      "Although the leader does not have the power to whip votes, all Green Party members of Parliament must endorse the Green Party's values, including a firm support of a woman's right to choose. There is zero chance an elected representative of our party will ever reopen the abortion debate."

      In 2011, May outlined her views on abortion in a videotaped interview with the Straight. (See below.)

      Video: In 2011, Elizabeth May told them Georgia Straight journalist Stephen Hui that she has always been pro-choice.

      Despite the Greens' protests, a former leader of the B.C. Greens, Stuart Parker, has written a lengthy blog post suggesting that May is actually dog-whistling to anti-abortionists for their votes.

      First off, Parker pointed out that there's nothing in the Greens' constitution outlawing whipped votes in Parliament.

      "Second, one of the reasons this prohibition of whipped votes does not appear in the Green Party’s constitution is that it would be unconstitutional, and consequently unenforceable even if it were," Parker added. "As a lawyer, May knows this. The constitution of the corporation of a party cannot interfere with the supremacy of parliament or with the ability of MPs to choose with whom they caucus."

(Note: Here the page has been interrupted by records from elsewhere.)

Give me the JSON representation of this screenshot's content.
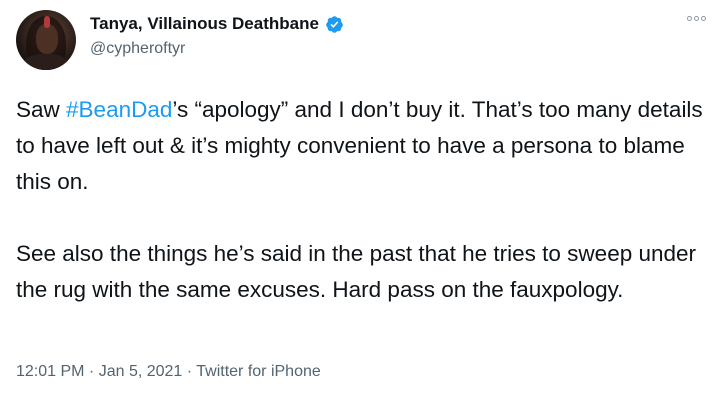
{
  "author": {
    "display_name": "Tanya, Villainous Deathbane",
    "handle": "@cypheroftyr",
    "verified_icon": "verified-badge-icon"
  },
  "tweet": {
    "text_before_hashtag": "Saw ",
    "hashtag": "#BeanDad",
    "text_after_hashtag": "’s “apology” and I don’t buy it. That’s too many details to have left out & it’s mighty convenient to have a persona to blame this on.\n\nSee also the things he’s said in the past that he tries to sweep under the rug with the same excuses. Hard pass on the fauxpology."
  },
  "meta": {
    "time": "12:01 PM",
    "date": "Jan 5, 2021",
    "source": "Twitter for iPhone",
    "separator": " · "
  },
  "colors": {
    "link": "#1d9bf0",
    "text": "#0f1419",
    "secondary": "#536471"
  },
  "icons": {
    "more": "more-options-icon"
  }
}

      Yet the Greens say they can't whip votes. According to leader Elizabeth May, that's as a result of a member-driven resolution at a Green party policy convention.

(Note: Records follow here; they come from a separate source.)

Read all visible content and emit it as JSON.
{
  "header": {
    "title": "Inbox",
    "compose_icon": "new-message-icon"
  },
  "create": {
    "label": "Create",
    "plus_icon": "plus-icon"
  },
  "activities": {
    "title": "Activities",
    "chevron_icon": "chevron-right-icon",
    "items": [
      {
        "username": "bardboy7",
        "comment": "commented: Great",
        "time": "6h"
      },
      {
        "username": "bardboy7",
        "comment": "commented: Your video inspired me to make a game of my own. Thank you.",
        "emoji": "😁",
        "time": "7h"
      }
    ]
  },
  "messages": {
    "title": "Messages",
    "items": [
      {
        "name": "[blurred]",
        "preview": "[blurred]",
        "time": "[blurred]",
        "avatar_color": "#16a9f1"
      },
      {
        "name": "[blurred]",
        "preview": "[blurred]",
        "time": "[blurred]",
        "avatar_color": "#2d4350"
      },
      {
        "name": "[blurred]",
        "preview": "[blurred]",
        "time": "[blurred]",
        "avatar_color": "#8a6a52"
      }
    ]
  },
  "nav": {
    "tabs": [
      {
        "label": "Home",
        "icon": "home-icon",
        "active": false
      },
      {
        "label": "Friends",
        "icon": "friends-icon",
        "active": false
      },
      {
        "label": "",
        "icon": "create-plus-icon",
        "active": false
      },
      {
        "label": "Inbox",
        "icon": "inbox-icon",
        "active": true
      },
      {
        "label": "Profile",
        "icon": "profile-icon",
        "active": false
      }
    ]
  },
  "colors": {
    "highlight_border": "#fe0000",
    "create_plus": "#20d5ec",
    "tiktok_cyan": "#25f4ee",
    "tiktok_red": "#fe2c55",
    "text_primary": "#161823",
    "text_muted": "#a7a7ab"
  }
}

      Moreover, Parker noted that two anti-abortion Green candidates are running in 2019.

      One of them, Mark Vercouteren, was on the slate in 2015. The second, Macarena Diab, is a first-time candidate.

      Parker claimed that the real agenda is to send a message that a Green MP could reopen the debate on abortion in Parliament—something all other party leaders, including the Conservatives' Andrew Scheer, won't permit (with the exception of People's Party of Canada's Max Bernier).

      "If Green Party members, candidates and supporters want to stop these insinuations that they are pursuing a dangerous agenda putting millions of women’s human rights and bodies at risk, the solution is clear: don’t call me," Parker concluded. "Call Elizabeth May and tell her that women’s bodily autonomy and integrity is just as meriting of caucus discipline as Canada’s territorial integrity, or, ideally, much more so."